# [Entries provided]
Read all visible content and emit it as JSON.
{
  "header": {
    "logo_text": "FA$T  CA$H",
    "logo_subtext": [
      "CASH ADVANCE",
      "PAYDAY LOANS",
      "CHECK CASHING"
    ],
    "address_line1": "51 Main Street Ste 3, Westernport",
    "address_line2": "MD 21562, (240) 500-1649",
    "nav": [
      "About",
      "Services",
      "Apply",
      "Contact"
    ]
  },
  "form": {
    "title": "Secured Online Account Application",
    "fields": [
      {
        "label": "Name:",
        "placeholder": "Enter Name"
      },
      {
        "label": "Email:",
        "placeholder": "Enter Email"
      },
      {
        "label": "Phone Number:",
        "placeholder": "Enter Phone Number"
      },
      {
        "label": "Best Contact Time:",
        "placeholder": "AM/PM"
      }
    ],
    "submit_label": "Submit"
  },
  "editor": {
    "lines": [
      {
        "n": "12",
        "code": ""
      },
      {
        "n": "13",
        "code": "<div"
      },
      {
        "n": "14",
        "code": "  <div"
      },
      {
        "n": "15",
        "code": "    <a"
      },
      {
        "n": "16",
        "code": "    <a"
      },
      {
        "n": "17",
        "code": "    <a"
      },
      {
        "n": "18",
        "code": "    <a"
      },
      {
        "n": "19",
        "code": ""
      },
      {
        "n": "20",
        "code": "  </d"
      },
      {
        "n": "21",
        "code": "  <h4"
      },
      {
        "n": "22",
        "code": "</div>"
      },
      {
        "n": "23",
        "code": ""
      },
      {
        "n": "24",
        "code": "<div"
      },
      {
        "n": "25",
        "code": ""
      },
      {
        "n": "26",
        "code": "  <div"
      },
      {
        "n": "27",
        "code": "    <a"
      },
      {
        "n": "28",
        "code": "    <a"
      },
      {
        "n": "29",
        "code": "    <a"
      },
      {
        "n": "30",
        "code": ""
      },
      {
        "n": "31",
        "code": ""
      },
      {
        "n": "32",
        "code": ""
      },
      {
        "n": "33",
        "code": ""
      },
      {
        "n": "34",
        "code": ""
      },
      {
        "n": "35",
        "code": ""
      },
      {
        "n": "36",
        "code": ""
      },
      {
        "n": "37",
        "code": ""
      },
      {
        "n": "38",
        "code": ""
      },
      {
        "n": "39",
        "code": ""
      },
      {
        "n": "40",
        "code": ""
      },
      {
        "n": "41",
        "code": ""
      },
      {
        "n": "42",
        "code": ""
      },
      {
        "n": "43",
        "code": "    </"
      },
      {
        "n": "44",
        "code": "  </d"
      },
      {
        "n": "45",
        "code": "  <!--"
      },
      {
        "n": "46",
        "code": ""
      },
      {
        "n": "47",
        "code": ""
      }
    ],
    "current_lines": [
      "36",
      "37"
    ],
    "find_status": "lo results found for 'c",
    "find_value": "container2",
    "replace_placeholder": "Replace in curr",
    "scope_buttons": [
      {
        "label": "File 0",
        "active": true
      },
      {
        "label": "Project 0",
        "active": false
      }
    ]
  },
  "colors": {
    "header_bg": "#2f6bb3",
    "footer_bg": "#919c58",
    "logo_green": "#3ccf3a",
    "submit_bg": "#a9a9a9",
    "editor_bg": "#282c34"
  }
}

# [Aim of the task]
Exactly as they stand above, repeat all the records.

# [Solved problem]
Read all visible content and emit it as JSON.
{
  "header": {
    "logo_text": "FA$T  CA$H",
    "logo_subtext": [
      "CASH ADVANCE",
      "PAYDAY LOANS",
      "CHECK CASHING"
    ],
    "address_line1": "51 Main Street Ste 3, Westernport",
    "address_line2": "MD 21562, (240) 500-1649",
    "nav": [
      "About",
      "Services",
      "Apply",
      "Contact"
    ]
  },
  "form": {
    "title": "Secured Online Account Application",
    "fields": [
      {
        "label": "Name:",
        "placeholder": "Enter Name"
      },
      {
        "label": "Email:",
        "placeholder": "Enter Email"
      },
      {
        "label": "Phone Number:",
        "placeholder": "Enter Phone Number"
      },
      {
        "label": "Best Contact Time:",
        "placeholder": "AM/PM"
      }
    ],
    "submit_label": "Submit"
  },
  "editor": {
    "lines": [
      {
        "n": "12",
        "code": ""
      },
      {
        "n": "13",
        "code": "<div"
      },
      {
        "n": "14",
        "code": "  <div"
      },
      {
        "n": "15",
        "code": "    <a"
      },
      {
        "n": "16",
        "code": "    <a"
      },
      {
        "n": "17",
        "code": "    <a"
      },
      {
        "n": "18",
        "code": "    <a"
      },
      {
        "n": "19",
        "code": ""
      },
      {
        "n": "20",
        "code": "  </d"
      },
      {
        "n": "21",
        "code": "  <h4"
      },
      {
        "n": "22",
        "code": "</div>"
      },
      {
        "n": "23",
        "code": ""
      },
      {
        "n": "24",
        "code": "<div"
      },
      {
        "n": "25",
        "code": ""
      },
      {
        "n": "26",
        "code": "  <div"
      },
      {
        "n": "27",
        "code": "    <a"
      },
      {
        "n": "28",
        "code": "    <a"
      },
      {
        "n": "29",
        "code": "    <a"
      },
      {
        "n": "30",
        "code": ""
      },
      {
        "n": "31",
        "code": ""
      },
      {
        "n": "32",
        "code": ""
      },
      {
        "n": "33",
        "code": ""
      },
      {
        "n": "34",
        "code": ""
      },
      {
        "n": "35",
        "code": ""
      },
      {
        "n": "36",
        "code": ""
      },
      {
        "n": "37",
        "code": ""
      },
      {
        "n": "38",
        "code": ""
      },
      {
        "n": "39",
        "code": ""
      },
      {
        "n": "40",
        "code": ""
      },
      {
        "n": "41",
        "code": ""
      },
      {
        "n": "42",
        "code": ""
      },
      {
        "n": "43",
        "code": "    </"
      },
      {
        "n": "44",
        "code": "  </d"
      },
      {
        "n": "45",
        "code": "  <!--"
      },
      {
        "n": "46",
        "code": ""
      },
      {
        "n": "47",
        "code": ""
      }
    ],
    "current_lines": [
      "36",
      "37"
    ],
    "find_status": "lo results found for 'c",
    "find_value": "container2",
    "replace_placeholder": "Replace in curr",
    "scope_buttons": [
      {
        "label": "File 0",
        "active": true
      },
      {
        "label": "Project 0",
        "active": false
      }
    ]
  },
  "colors": {
    "header_bg": "#2f6bb3",
    "footer_bg": "#919c58",
    "logo_green": "#3ccf3a",
    "submit_bg": "#a9a9a9",
    "editor_bg": "#282c34"
  }
}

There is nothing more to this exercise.